Page and application data records
= Beginning of Section =

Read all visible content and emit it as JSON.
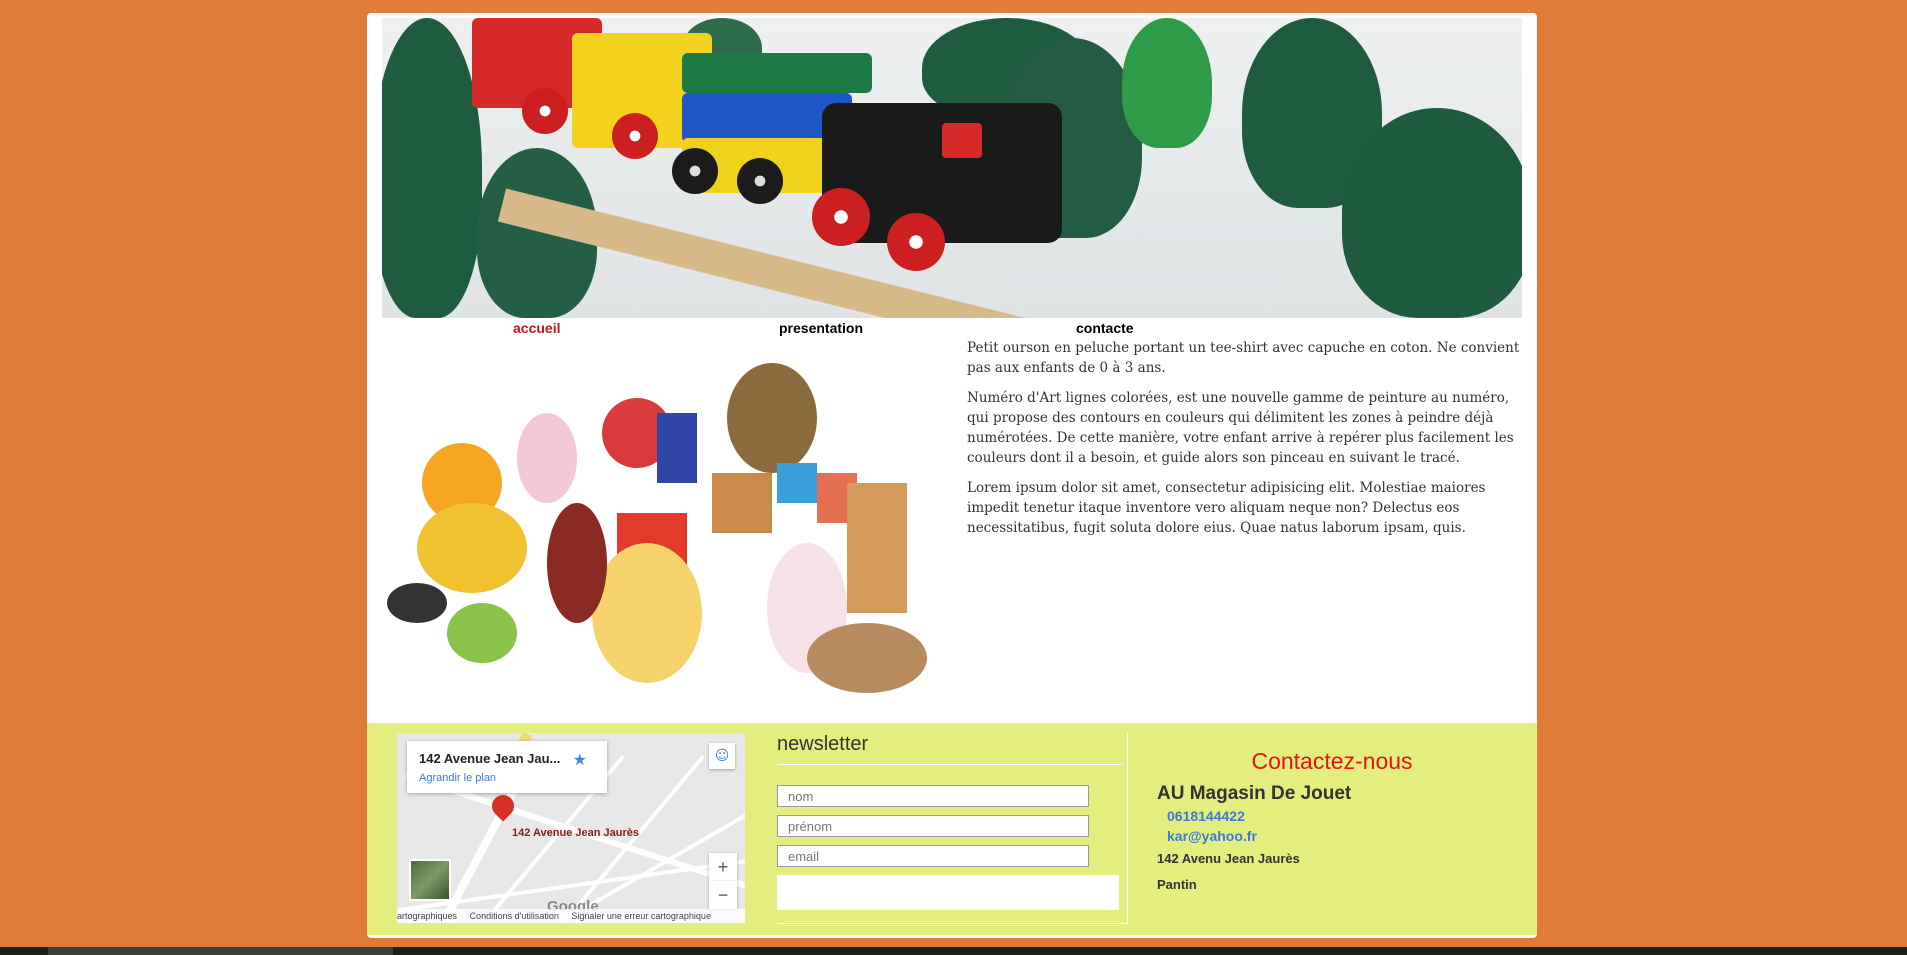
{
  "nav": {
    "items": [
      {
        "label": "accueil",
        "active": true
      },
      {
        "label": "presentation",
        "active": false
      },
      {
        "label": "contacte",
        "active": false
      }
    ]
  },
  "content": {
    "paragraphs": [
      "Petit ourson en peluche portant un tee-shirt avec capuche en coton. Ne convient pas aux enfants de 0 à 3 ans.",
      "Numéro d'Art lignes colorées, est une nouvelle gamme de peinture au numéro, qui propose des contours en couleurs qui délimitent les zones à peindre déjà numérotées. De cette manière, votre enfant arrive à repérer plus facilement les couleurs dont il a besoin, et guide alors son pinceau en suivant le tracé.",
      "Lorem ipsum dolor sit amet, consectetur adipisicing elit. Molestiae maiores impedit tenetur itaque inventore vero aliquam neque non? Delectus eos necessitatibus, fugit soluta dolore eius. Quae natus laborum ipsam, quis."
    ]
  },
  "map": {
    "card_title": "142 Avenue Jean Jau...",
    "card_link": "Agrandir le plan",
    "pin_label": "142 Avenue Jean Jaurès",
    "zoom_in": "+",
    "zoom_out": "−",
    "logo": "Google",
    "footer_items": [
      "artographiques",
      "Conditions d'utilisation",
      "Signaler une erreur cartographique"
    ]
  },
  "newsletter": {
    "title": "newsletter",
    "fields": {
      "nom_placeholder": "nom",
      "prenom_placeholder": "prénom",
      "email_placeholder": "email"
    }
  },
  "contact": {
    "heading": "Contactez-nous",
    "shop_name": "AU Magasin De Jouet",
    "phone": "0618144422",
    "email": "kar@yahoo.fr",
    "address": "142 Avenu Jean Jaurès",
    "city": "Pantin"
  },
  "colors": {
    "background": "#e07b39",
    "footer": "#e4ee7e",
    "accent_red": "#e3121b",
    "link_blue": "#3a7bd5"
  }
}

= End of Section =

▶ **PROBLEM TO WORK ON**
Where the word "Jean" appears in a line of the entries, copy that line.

▶ **ANSWER TO THIS EXERCISE**
    "card_title": "142 Avenue Jean Jau...",
    "pin_label": "142 Avenue Jean Jaurès",
    "address": "142 Avenu Jean Jaurès",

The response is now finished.